LEBANON JUNCTION — Lebanon Junction is facing some tough decisions when it comes to the city’s water company.

For years the city has been making hundreds of thousands of dollars in account transfers from the occupational tax fund to help keep the water department afloat. City Clerk Susan Crady said the water company has not been self-sustaining for several years, and that’s a big problem.

If the city was to lose a large portion of its occupational tax money then it could possibly be unable to pay for bulk water and system maintenance.

Currently the city buys the majority of its water from Bardstown at $1.70 per 1,000 gallons. The residents pay $11.50 per 2,000 gallons of water used.

Council members voted at their July meeting to form a committee to investigate and make recommendations to the mayor and council on what actions should be taken to try and remedy the problem.

Council members Tim Sanders, Larry Dangerfield and Dion Collins were selected to serve on the committee, as well as Crady and Public Works Director Chaz Sullivan.

“We’re going to have to address the issue and raise the water bill somewhat,” Dangerfield said. “I don’t want to pay no more for water but I don’t want to see us go under, either.”

Most council members agree the city is going to have to consider some type of rate increase — which would be unusual for customers considering rates have only been raised $2.90 since 1986, Crady said.

Dangerfield said if the city had raised its monthly rates $1 annually for the last 15 years it wouldn’t be in the situation it is now.

Sanders admitted some type of increase was probably unavoidable.

“We haven’t had a raise in a while and it’s going to happen eventually,” Sanders said.

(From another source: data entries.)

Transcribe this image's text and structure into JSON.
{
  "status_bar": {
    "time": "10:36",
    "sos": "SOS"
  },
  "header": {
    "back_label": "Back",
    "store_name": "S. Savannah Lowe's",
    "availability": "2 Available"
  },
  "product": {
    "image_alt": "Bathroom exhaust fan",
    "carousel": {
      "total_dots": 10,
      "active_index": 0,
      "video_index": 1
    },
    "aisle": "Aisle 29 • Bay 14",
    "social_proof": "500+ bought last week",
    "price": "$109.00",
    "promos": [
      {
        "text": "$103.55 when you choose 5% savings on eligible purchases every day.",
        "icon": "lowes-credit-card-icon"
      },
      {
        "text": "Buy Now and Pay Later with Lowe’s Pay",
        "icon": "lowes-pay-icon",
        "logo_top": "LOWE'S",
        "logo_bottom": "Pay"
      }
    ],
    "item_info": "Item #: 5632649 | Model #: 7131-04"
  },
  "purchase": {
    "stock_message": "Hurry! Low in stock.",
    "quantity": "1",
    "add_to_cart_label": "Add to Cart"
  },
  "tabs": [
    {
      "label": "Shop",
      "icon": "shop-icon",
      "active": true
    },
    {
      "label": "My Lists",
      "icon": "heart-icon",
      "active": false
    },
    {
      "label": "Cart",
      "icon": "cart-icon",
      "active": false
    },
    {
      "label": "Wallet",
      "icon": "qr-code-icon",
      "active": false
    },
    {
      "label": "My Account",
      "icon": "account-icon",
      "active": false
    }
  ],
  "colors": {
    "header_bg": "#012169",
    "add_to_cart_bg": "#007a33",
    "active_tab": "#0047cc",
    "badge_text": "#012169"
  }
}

Collins said that being a newer council member he would like to familiarize himself with the city’s rate structure and examine how the city can avoid the current situation in the future.

Mayor James “Butch” Sweat said he wanted council members to take plenty of time to research and consider the options before any type of increase was suggested.

As of Wednesday no meeting date had been set for the newly formed committee.